T4. Abs (Planks) and Supermans
Follow with 20 minutes brisk cardio.
Stretch out.

Program B.
Warm-Up x 5-10 minutes
Complete one Gorilla workout at your fitness level (progress to next workout next time).
Follow with 20 minutes of interval cardio :
either 30 sec quick pace : 1 min normal/easy
30 sec quick pace : 30 sec normal/easy
Adjust the work:rest ratio to meet your conditioning needs.
Stretch out.

As with all exercise programs, consult your physician prior to engaging.

Friday, March 29, 2013

Leveraging Individuality

Individual exercise and nutrition programming is exactly that: Individual.  There is no absolute right way to do it, no matter what the mainstream dictate is.  I observe greater degrees of success when the program is designed for the person.  There is a logic to our preferences that can be dialed in to bring us to where we want to go.

For those of us who are programmed to operate to swing between extremes:  Leverage the extremes so that they serve what we are seeking.  If you tend to fall off your training program make sure your program is periodized to include natural breaks or "fallout".  If you tend toward extreme nutrition practices incorporate carb cycling or intermittent fasting so that your practice feels familiar but the result will increase your health and wellbeing. 

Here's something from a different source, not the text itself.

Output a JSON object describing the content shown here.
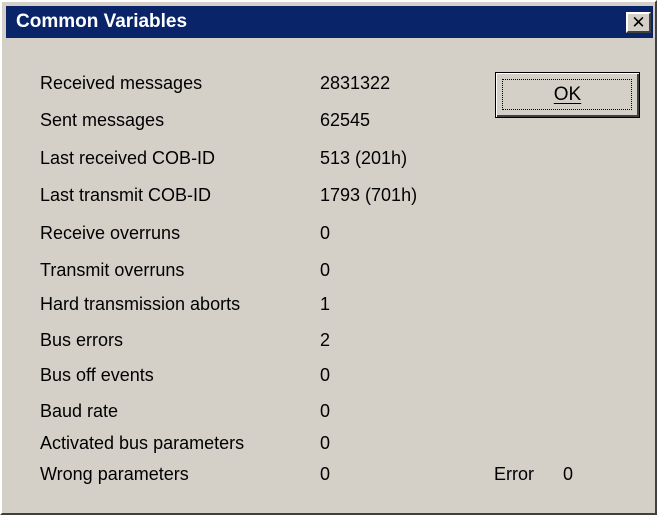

For those of us who are programmed to longterm routine:  Leverage that consistency so that it yields the desired result.  Change the variables of the routine such that the routine creates change, but keep the basic structure and timing steady. Variables to shift might be: intensity, number of reps, amount weight, style of training, macronutrient ratios, and rest times.

Embodiment is as individual as we are. Physical practice is about working with ourselves to bring our best self forward.

Monday, December 10, 2012


Describe "your game" - it's a question that's been high on my list for the past 16 weeks. Its a Brazilian Jiu-Jitsu competition question put to me by my mentor and friend Cody Fielding.  His point being that I have my own distinct way of moving, preferred flow patterns and strategic preferences. I need to be able to explain that system, if only to myself.  When I roll I don't scramble through my mind-library of BJJ technique in hopes that I'll come up with a game plan that works, I have my own pre-existing style.  This style can be honed / adjusted / game changed but essentially its my way of moving.

Take this a little broader and apply it to personal relationship to physical practice.  Do you do take a generic / mainstreamed attitude to exercise or do you self-style your experience?  Are you driving it, or is it driving you? This is different than say, intelligent program design (it matters!).  Self-styling is an inspired attitude and a customized approach based on one's individuality.  

Outside of a sport or enjoyment context sometimes I think through the cultural push to exercise for health reasons or for aesthetics.  These can be considered neutral objectives that can either be externally driven, or owned and self-styled by the individual.  External drives tend to be somewhat hollow and lack the sense of calm and relationship with self that personal ownership offers.  My sense is that personal ownership leads to confidence, power and passion for the practice.  

It strikes me that those who are truly masterful at their practice tend to be excellent at the specific array of techniques / movement patterns that come naturally.  They have taken their style or their game to an elite level by playing to their strengths.  

Our personal relationship with our own physicality can be one of the most intimate relationships we have.  Why not hone our individual styles, get to know our own game and kick some seriously empowered ass!